By James Folmer, Editor
Highland Community News
Jun 13, 2018 / Updated Jun 13, 2018
The Highland City Council approved five resolutions Tuesday night to set in motion the Nov. 6 vote on the Harmony housing project and to elect two council members.
On 4-0 votes, with 2nd District Councilwoman Anaeli Solano absent, the council instructed City Attorney Craig Steele to prepare an impartial analysis on the referendum on Harmony. It also set deadlines.
June 25 is the deadline for the analysis and arguments for and against the referendum. Arguments must be 300 words or less. Rebuttals are due July 5 and are limited to 250 words.
The measure, which does not yet have a letter designation, reads: “Shall Ordinance No. 409 approving the Harmony Specific Plan and ordinance No. 410 approving the Development Agreement be adopted?”
Voting yes approves the Harmony project.
The ordinances cited in the question were approved in August 2016 by former council members Sam Racadio and Jody Scott and current member John Timmer. Penny Lilburn, then mayor pro tem, abstained and then- and current-Mayor Larry McCallon was absent.
The Harmony project would build some 3,600 homes in a master-planned development on 1,675 acres east of Greenspot Road after it turns south toward Mentone at the Old Iron Bridge over 13 to 15 years.
There are two challenges to the environmental impact report on the project.
The project would set aside 580 acres of natural open space and protect wildlife corridors. It would include 14 active and passive parks covering more than 100 acres. All homes would be “solar ready” and 60 percent of commercial properties would include solar panels.
The developer, Lewis Homes, would invest $50 million in development impact fees in infrastructure, including improvement to Greenspot Road to accommodate traffic. It would include a fire and police station and an elementary school.
Two City Council districts are on the November 2018 ballot, Timmer’s District 2, east of State Route 210, and Solano’s District 4, west of Cunningham Street and almost reaching Rogers Lane. Timmer has been on the council for 26 years, Solano for almost two.
When the city reluctantly switched to district-only elections in 2016, the entire council was on the ballot. The terms of Timmer and Solano were limited to two years instead of the usual four. Candidates will pay for their statements, limited to 200 words.

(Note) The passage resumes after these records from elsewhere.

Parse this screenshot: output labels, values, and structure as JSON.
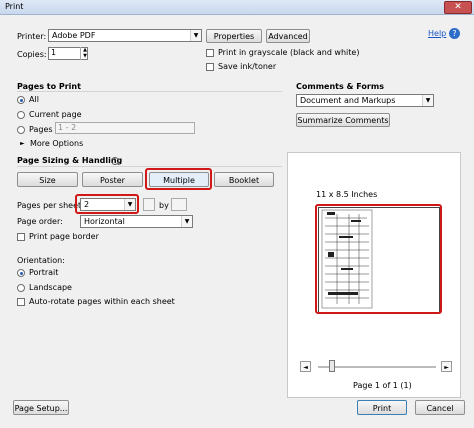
{
  "window": {
    "title": "Print",
    "close": "✕"
  },
  "printer": {
    "label": "Printer:",
    "value": "Adobe PDF",
    "properties": "Properties",
    "advanced": "Advanced",
    "help": "Help"
  },
  "copies": {
    "label": "Copies:",
    "value": "1"
  },
  "options": {
    "grayscale": "Print in grayscale (black and white)",
    "save_ink": "Save ink/toner"
  },
  "pages_to_print": {
    "title": "Pages to Print",
    "all": "All",
    "current": "Current page",
    "pages": "Pages",
    "pages_value": "1 - 2",
    "more": "More Options"
  },
  "sizing": {
    "title": "Page Sizing & Handling",
    "tabs": [
      "Size",
      "Poster",
      "Multiple",
      "Booklet"
    ],
    "pages_per_sheet_label": "Pages per sheet:",
    "pages_per_sheet_value": "2",
    "by": "by",
    "page_order_label": "Page order:",
    "page_order_value": "Horizontal",
    "border": "Print page border"
  },
  "orientation": {
    "title": "Orientation:",
    "portrait": "Portrait",
    "landscape": "Landscape",
    "auto_rotate": "Auto-rotate pages within each sheet"
  },
  "comments": {
    "title": "Comments & Forms",
    "value": "Document and Markups",
    "summarize": "Summarize Comments"
  },
  "preview": {
    "size": "11 x 8.5 Inches",
    "page_info": "Page 1 of 1 (1)",
    "prev": "◄",
    "next": "►"
  },
  "footer": {
    "page_setup": "Page Setup...",
    "print": "Print",
    "cancel": "Cancel"
  }
}
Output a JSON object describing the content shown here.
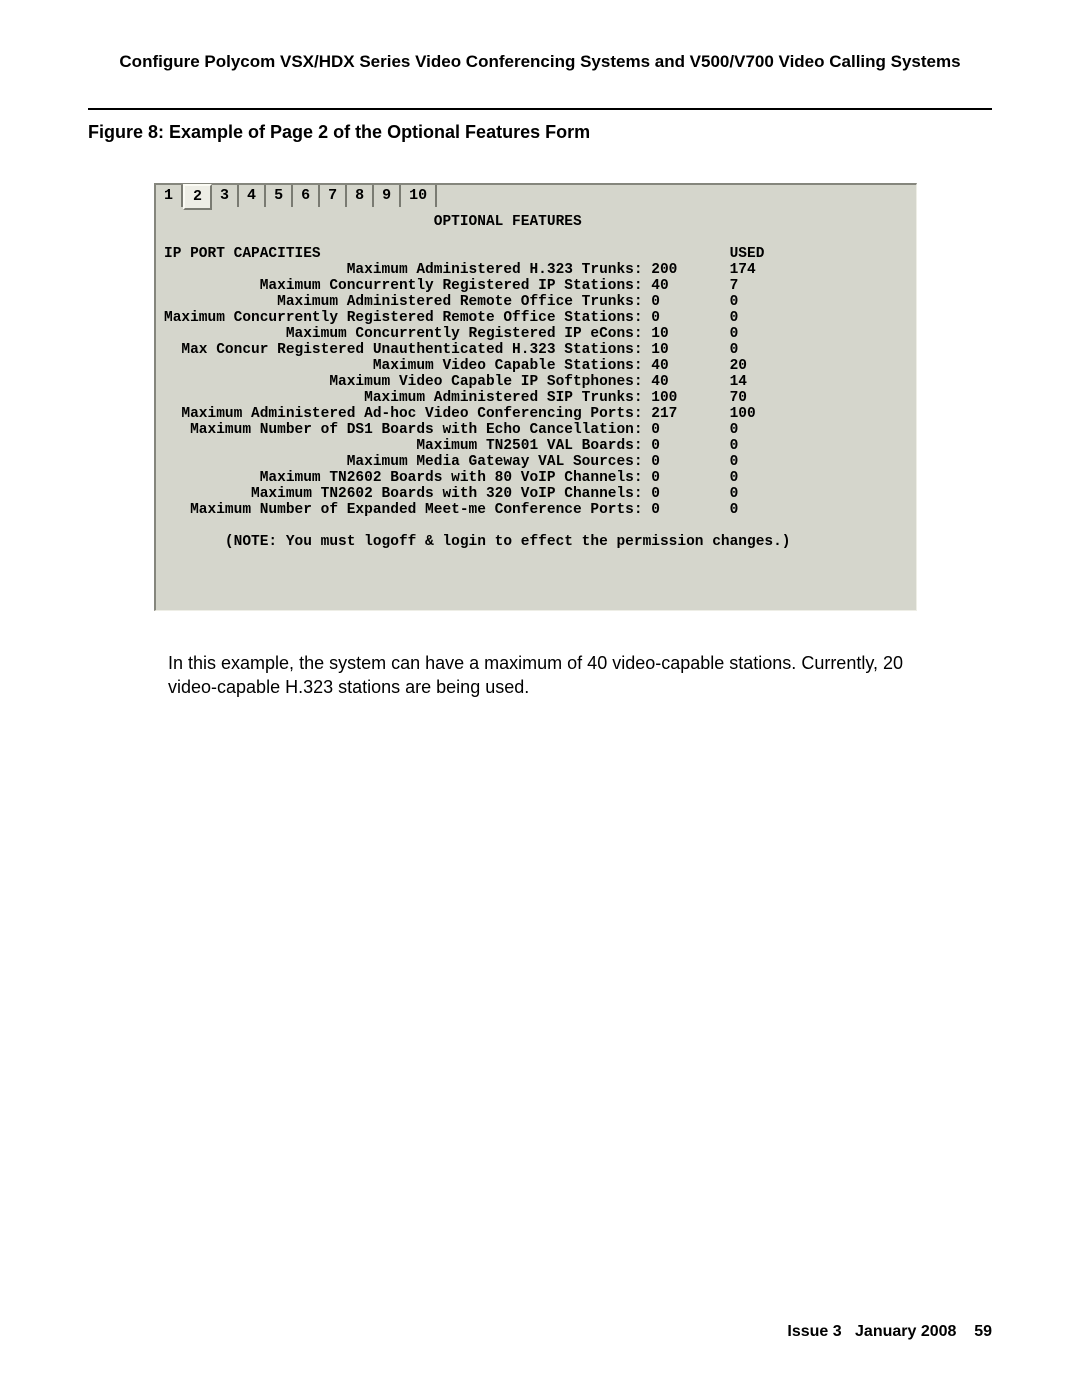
{
  "header": {
    "title": "Configure Polycom VSX/HDX Series Video Conferencing Systems and V500/V700 Video Calling Systems"
  },
  "figure": {
    "caption": "Figure 8: Example of Page 2 of the Optional Features Form"
  },
  "terminal": {
    "tabs": [
      "1",
      "2",
      "3",
      "4",
      "5",
      "6",
      "7",
      "8",
      "9",
      "10"
    ],
    "active_tab_index": 1,
    "title": "OPTIONAL FEATURES",
    "section_heading": "IP PORT CAPACITIES",
    "used_header": "USED",
    "rows": [
      {
        "label": "Maximum Administered H.323 Trunks:",
        "capacity": "200",
        "used": "174"
      },
      {
        "label": "Maximum Concurrently Registered IP Stations:",
        "capacity": "40",
        "used": "7"
      },
      {
        "label": "Maximum Administered Remote Office Trunks:",
        "capacity": "0",
        "used": "0"
      },
      {
        "label": "Maximum Concurrently Registered Remote Office Stations:",
        "capacity": "0",
        "used": "0"
      },
      {
        "label": "Maximum Concurrently Registered IP eCons:",
        "capacity": "10",
        "used": "0"
      },
      {
        "label": "Max Concur Registered Unauthenticated H.323 Stations:",
        "capacity": "10",
        "used": "0"
      },
      {
        "label": "Maximum Video Capable Stations:",
        "capacity": "40",
        "used": "20"
      },
      {
        "label": "Maximum Video Capable IP Softphones:",
        "capacity": "40",
        "used": "14"
      },
      {
        "label": "Maximum Administered SIP Trunks:",
        "capacity": "100",
        "used": "70"
      },
      {
        "label": "Maximum Administered Ad-hoc Video Conferencing Ports:",
        "capacity": "217",
        "used": "100"
      },
      {
        "label": "Maximum Number of DS1 Boards with Echo Cancellation:",
        "capacity": "0",
        "used": "0"
      },
      {
        "label": "Maximum TN2501 VAL Boards:",
        "capacity": "0",
        "used": "0"
      },
      {
        "label": "Maximum Media Gateway VAL Sources:",
        "capacity": "0",
        "used": "0"
      },
      {
        "label": "Maximum TN2602 Boards with 80 VoIP Channels:",
        "capacity": "0",
        "used": "0"
      },
      {
        "label": "Maximum TN2602 Boards with 320 VoIP Channels:",
        "capacity": "0",
        "used": "0"
      },
      {
        "label": "Maximum Number of Expanded Meet-me Conference Ports:",
        "capacity": "0",
        "used": "0"
      }
    ],
    "note": "(NOTE: You must logoff & login to effect the permission changes.)"
  },
  "body_paragraph": "In this example, the system can have a maximum of 40 video-capable stations. Currently, 20 video-capable H.323 stations are being used.",
  "footer": {
    "issue": "Issue 3",
    "date": "January 2008",
    "page": "59"
  }
}
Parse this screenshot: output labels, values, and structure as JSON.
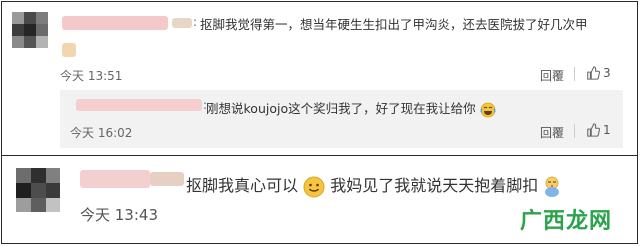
{
  "comments": [
    {
      "text": "抠脚我觉得第一，想当年硬生生扣出了甲沟炎，还去医院拔了好几次甲",
      "time": "今天 13:51",
      "reply_label": "回覆",
      "like_count": "3",
      "reply": {
        "text_before": "刚想说koujojo这个奖归我了，好了现在我让给你",
        "time": "今天 16:02",
        "reply_label": "回覆",
        "like_count": "1"
      }
    },
    {
      "text_before": "抠脚我真心可以",
      "text_after": "我妈见了我就说天天抱着脚扣",
      "time": "今天 13:43"
    }
  ],
  "watermark": {
    "text": "广西龙网"
  },
  "colors": {
    "name_link": "#4b6a9b",
    "watermark": "#2aa34a",
    "reply_bg": "#f2f2f2"
  },
  "icons": [
    "thumb-up-icon",
    "smile-emoji-icon",
    "laugh-cry-emoji-icon",
    "baby-emoji-icon"
  ]
}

At 8 a.m. July 16 the window to submit nomination papers opens. At 5 p.m. Aug. 10, the window closes.